The city has dozens of beautiful (especially their exteriors) churches and some with unusual features, such as Chiesa di Montevergini’s concave and San Domenico’s convex façades, Santa Chiara’s oval interior. Interiors, however, tend to be much less elaborately decorated—usually white, with few paintings or frescos, perhaps some stucco or gold trim—than their counterparts that we visited in Rome, Amalfi and even Palermo.
Most of these grand structures are built of the local, white tufa limestone that turns a soft, honey color in the sunlight. Nowhere is this shown to greater effect than on the west-facing façade of San Salvatore at sunset. A close second is the glow of the nighttime-lighted Duomo.
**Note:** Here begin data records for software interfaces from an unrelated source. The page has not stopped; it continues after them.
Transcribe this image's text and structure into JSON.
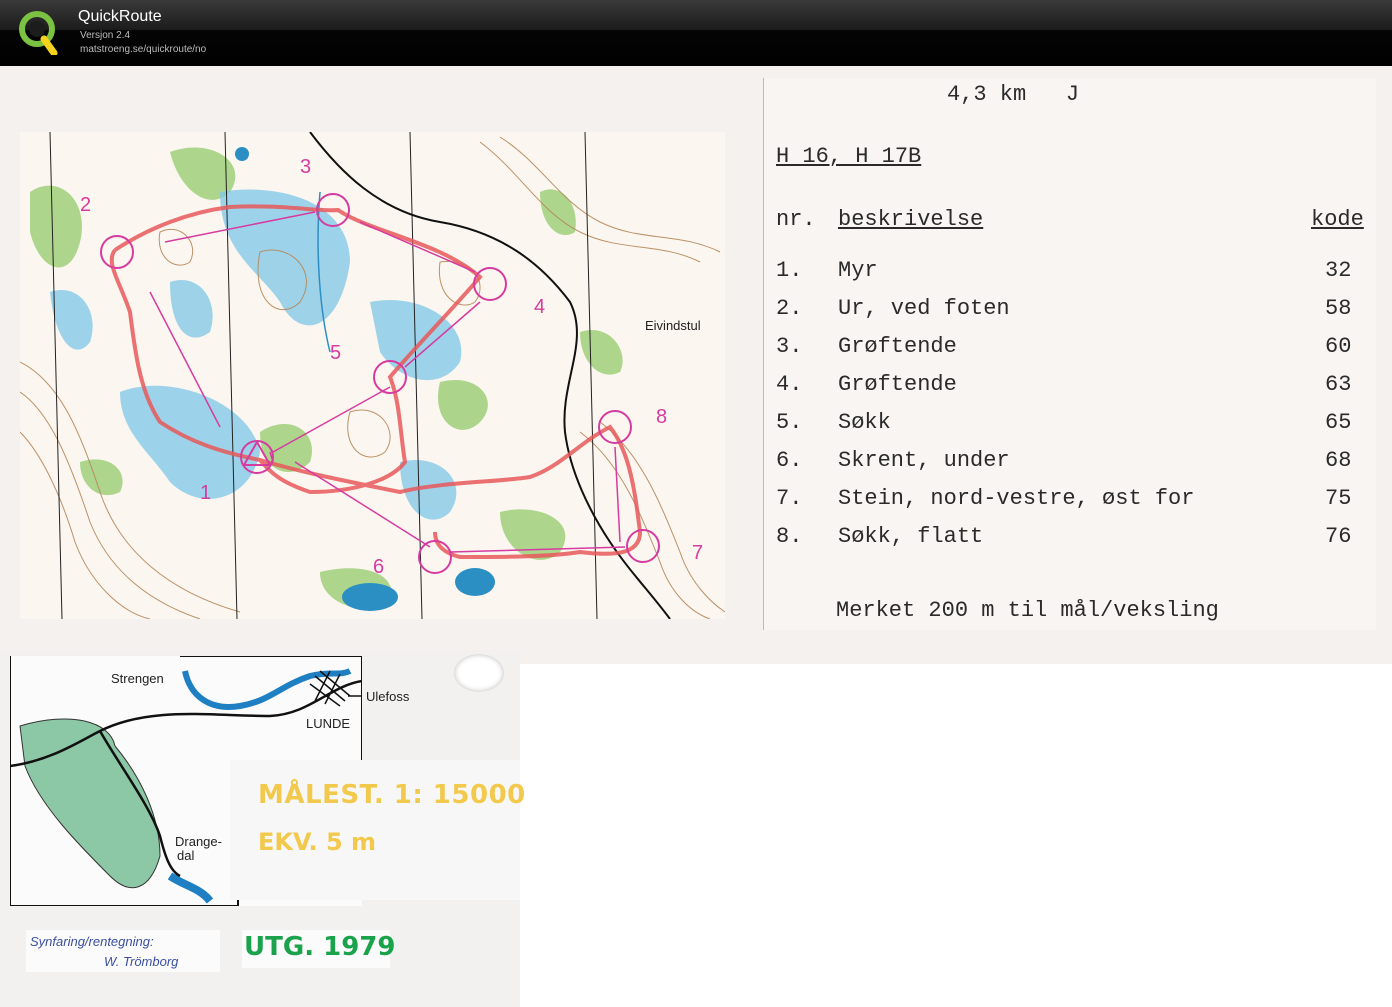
{
  "app": {
    "title": "QuickRoute",
    "version": "Versjon 2.4",
    "url": "matstroeng.se/quickroute/no"
  },
  "map": {
    "place_label": "Eivindstul",
    "control_numbers": [
      "1",
      "2",
      "3",
      "4",
      "5",
      "6",
      "7",
      "8"
    ]
  },
  "description": {
    "distance": "4,3 km   J",
    "course": "H 16, H 17B",
    "header_nr": "nr.",
    "header_desc": "beskrivelse",
    "header_code": "kode",
    "rows": [
      {
        "nr": "1.",
        "desc": "Myr",
        "code": "32"
      },
      {
        "nr": "2.",
        "desc": "Ur, ved foten",
        "code": "58"
      },
      {
        "nr": "3.",
        "desc": "Grøftende",
        "code": "60"
      },
      {
        "nr": "4.",
        "desc": "Grøftende",
        "code": "63"
      },
      {
        "nr": "5.",
        "desc": "Søkk",
        "code": "65"
      },
      {
        "nr": "6.",
        "desc": "Skrent, under",
        "code": "68"
      },
      {
        "nr": "7.",
        "desc": "Stein, nord-vestre, øst for",
        "code": "75"
      },
      {
        "nr": "8.",
        "desc": "Søkk, flatt",
        "code": "76"
      }
    ],
    "footer": "Merket 200 m til mål/veksling"
  },
  "inset_map": {
    "labels": {
      "strengen": "Strengen",
      "ulefoss": "Ulefoss",
      "lunde": "LUNDE",
      "drangedal_1": "Drange-",
      "drangedal_2": "dal"
    }
  },
  "legend": {
    "scale": "MÅLEST. 1: 15000",
    "ekv": "EKV.  5 m",
    "credit_1": "Synfaring/rentegning:",
    "credit_2": "W. Trömborg",
    "utg": "UTG. 1979"
  },
  "colors": {
    "route": "#e8585a",
    "controls": "#d63ba0",
    "water": "#5ab9e0",
    "vegetation": "#88c267",
    "contour": "#b5875a"
  }
}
A Mastrra was our choice for our one dinner in Noto. We chose two very nice main dishes. Spaghetti with olive oil and sea urchin was very good, although Mediterranean sea urchin seems to be similarly earthy, but less sweet and somewhat more acidic than we are familiar with from California. We, however, had no reservations with the fish soup with swordfish, prawns, clams, mussels an calamari in a rich, flavorful tomato sauce. But how to pair a wine with such different dishes? Our server had a just the answer, a young, light, minerally, slightly fruity red from the volcanic soil and cool climate of Mt. Etna. In this case, a 2016 Tornator Etna Rosso that is a blend of two indigenous grapes, Nerelo Moscalese and Nerello Cappuccio. Nor could we resist the lure of a local ricotta cannoli, our first of the trip. Our server, however, felt that we could not truly enjoy this without another local specialty, a deep, brownish, Noto Moscato.
B&B Casa Ronco Camelia. It was clean and in a good location. Street parking was easy. They emailed me in the morning of our arrival asking me what time we would be arriving. As I get email when I am on wifi, I never saw the email. When we arrived at 5 pm (our confirmation showed checking from 2-8), no one was there and no one answered their phone. About 45 minutes later, they returned my call and we agreed to meet in about 10 minutes. Not a great start but he room was clean and bright. The mattress had deep indentations from many uses but it was comfortable. Although our host does not speak English, we figured out things together.She really worked hard to converse with us. It didn’t look like the room had air conditioning which was fine for May but we wondered about August as the temperatures get higher. Breakfast was very good with multiple things to choose from. There was also a washing machine in the kitchen. Not sure if guests could use it or not.